:: Directions for this task ::
The answer should match the entries that follow exactly, except that no image appears in it.
- - -
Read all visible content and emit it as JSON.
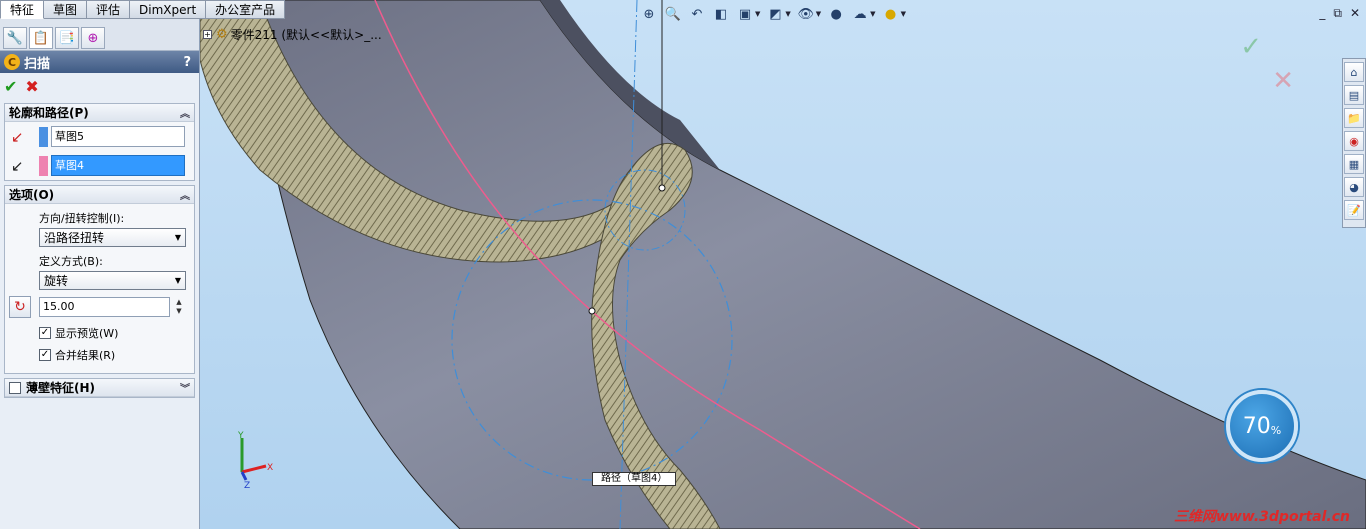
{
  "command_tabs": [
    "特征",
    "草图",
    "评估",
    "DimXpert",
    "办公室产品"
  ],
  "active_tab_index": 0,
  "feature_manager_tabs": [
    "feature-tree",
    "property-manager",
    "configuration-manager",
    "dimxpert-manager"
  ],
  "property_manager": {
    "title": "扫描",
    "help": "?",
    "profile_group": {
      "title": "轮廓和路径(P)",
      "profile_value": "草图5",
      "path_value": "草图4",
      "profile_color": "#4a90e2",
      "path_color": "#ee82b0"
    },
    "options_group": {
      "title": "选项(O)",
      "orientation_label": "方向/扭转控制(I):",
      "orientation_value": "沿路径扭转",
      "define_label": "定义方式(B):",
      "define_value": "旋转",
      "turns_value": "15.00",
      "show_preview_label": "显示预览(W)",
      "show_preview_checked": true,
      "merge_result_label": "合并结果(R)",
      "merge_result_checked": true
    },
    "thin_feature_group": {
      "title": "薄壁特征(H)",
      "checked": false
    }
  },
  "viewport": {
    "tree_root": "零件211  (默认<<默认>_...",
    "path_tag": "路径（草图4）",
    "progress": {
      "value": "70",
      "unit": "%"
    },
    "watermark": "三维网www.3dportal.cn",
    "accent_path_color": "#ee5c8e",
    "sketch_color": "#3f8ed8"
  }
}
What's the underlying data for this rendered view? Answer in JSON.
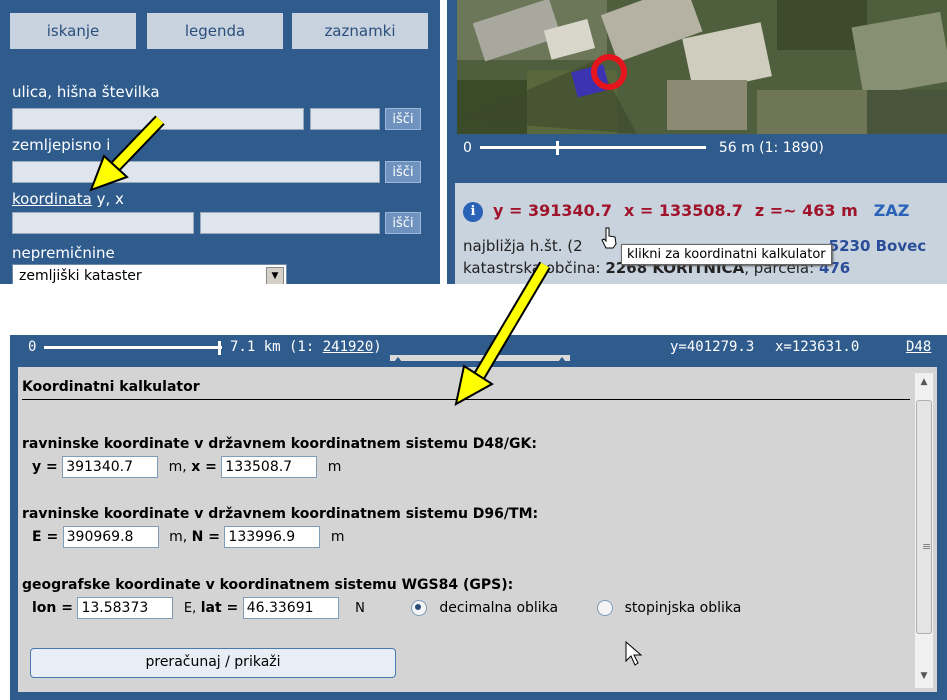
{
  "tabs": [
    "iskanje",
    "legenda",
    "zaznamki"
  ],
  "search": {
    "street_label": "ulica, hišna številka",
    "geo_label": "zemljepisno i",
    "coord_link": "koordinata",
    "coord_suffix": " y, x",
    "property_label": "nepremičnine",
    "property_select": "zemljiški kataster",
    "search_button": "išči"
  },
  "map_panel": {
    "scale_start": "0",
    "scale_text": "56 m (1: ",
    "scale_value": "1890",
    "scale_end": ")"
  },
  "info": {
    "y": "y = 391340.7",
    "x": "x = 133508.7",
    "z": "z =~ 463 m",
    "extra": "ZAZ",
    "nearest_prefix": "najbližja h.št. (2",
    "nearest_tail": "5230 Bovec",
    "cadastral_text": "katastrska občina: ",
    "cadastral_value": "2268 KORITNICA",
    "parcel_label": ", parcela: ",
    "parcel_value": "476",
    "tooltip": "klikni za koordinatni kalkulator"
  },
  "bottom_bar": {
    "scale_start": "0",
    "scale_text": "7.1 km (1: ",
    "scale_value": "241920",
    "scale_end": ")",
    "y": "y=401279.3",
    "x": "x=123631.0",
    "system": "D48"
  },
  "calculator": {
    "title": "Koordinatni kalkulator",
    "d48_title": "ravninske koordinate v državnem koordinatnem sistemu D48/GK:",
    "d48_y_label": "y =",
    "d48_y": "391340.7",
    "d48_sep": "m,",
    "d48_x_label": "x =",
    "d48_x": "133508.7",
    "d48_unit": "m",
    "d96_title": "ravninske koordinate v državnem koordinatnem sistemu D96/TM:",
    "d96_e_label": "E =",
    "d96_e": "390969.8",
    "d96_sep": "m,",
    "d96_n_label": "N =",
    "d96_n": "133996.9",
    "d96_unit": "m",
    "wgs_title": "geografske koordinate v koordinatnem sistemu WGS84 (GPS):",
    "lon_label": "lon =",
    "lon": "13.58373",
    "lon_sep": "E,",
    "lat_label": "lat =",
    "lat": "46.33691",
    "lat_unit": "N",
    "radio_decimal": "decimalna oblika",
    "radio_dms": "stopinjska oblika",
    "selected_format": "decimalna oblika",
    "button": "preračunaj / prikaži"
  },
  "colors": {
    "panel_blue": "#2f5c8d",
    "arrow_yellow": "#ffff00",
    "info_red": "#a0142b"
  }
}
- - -
:: Solution to this problem ::
Read all visible content and emit it as JSON.
{
  "command_tabs": [
    "特征",
    "草图",
    "评估",
    "DimXpert",
    "办公室产品"
  ],
  "active_tab_index": 0,
  "feature_manager_tabs": [
    "feature-tree",
    "property-manager",
    "configuration-manager",
    "dimxpert-manager"
  ],
  "property_manager": {
    "title": "扫描",
    "help": "?",
    "profile_group": {
      "title": "轮廓和路径(P)",
      "profile_value": "草图5",
      "path_value": "草图4",
      "profile_color": "#4a90e2",
      "path_color": "#ee82b0"
    },
    "options_group": {
      "title": "选项(O)",
      "orientation_label": "方向/扭转控制(I):",
      "orientation_value": "沿路径扭转",
      "define_label": "定义方式(B):",
      "define_value": "旋转",
      "turns_value": "15.00",
      "show_preview_label": "显示预览(W)",
      "show_preview_checked": true,
      "merge_result_label": "合并结果(R)",
      "merge_result_checked": true
    },
    "thin_feature_group": {
      "title": "薄壁特征(H)",
      "checked": false
    }
  },
  "viewport": {
    "tree_root": "零件211  (默认<<默认>_...",
    "path_tag": "路径（草图4）",
    "progress": {
      "value": "70",
      "unit": "%"
    },
    "watermark": "三维网www.3dportal.cn",
    "accent_path_color": "#ee5c8e",
    "sketch_color": "#3f8ed8"
  }
}
What's the underlying data for this rendered view? Answer in JSON.
{
  "tabs": [
    "iskanje",
    "legenda",
    "zaznamki"
  ],
  "search": {
    "street_label": "ulica, hišna številka",
    "geo_label": "zemljepisno i",
    "coord_link": "koordinata",
    "coord_suffix": " y, x",
    "property_label": "nepremičnine",
    "property_select": "zemljiški kataster",
    "search_button": "išči"
  },
  "map_panel": {
    "scale_start": "0",
    "scale_text": "56 m (1: ",
    "scale_value": "1890",
    "scale_end": ")"
  },
  "info": {
    "y": "y = 391340.7",
    "x": "x = 133508.7",
    "z": "z =~ 463 m",
    "extra": "ZAZ",
    "nearest_prefix": "najbližja h.št. (2",
    "nearest_tail": "5230 Bovec",
    "cadastral_text": "katastrska občina: ",
    "cadastral_value": "2268 KORITNICA",
    "parcel_label": ", parcela: ",
    "parcel_value": "476",
    "tooltip": "klikni za koordinatni kalkulator"
  },
  "bottom_bar": {
    "scale_start": "0",
    "scale_text": "7.1 km (1: ",
    "scale_value": "241920",
    "scale_end": ")",
    "y": "y=401279.3",
    "x": "x=123631.0",
    "system": "D48"
  },
  "calculator": {
    "title": "Koordinatni kalkulator",
    "d48_title": "ravninske koordinate v državnem koordinatnem sistemu D48/GK:",
    "d48_y_label": "y =",
    "d48_y": "391340.7",
    "d48_sep": "m,",
    "d48_x_label": "x =",
    "d48_x": "133508.7",
    "d48_unit": "m",
    "d96_title": "ravninske koordinate v državnem koordinatnem sistemu D96/TM:",
    "d96_e_label": "E =",
    "d96_e": "390969.8",
    "d96_sep": "m,",
    "d96_n_label": "N =",
    "d96_n": "133996.9",
    "d96_unit": "m",
    "wgs_title": "geografske koordinate v koordinatnem sistemu WGS84 (GPS):",
    "lon_label": "lon =",
    "lon": "13.58373",
    "lon_sep": "E,",
    "lat_label": "lat =",
    "lat": "46.33691",
    "lat_unit": "N",
    "radio_decimal": "decimalna oblika",
    "radio_dms": "stopinjska oblika",
    "selected_format": "decimalna oblika",
    "button": "preračunaj / prikaži"
  },
  "colors": {
    "panel_blue": "#2f5c8d",
    "arrow_yellow": "#ffff00",
    "info_red": "#a0142b"
  }
}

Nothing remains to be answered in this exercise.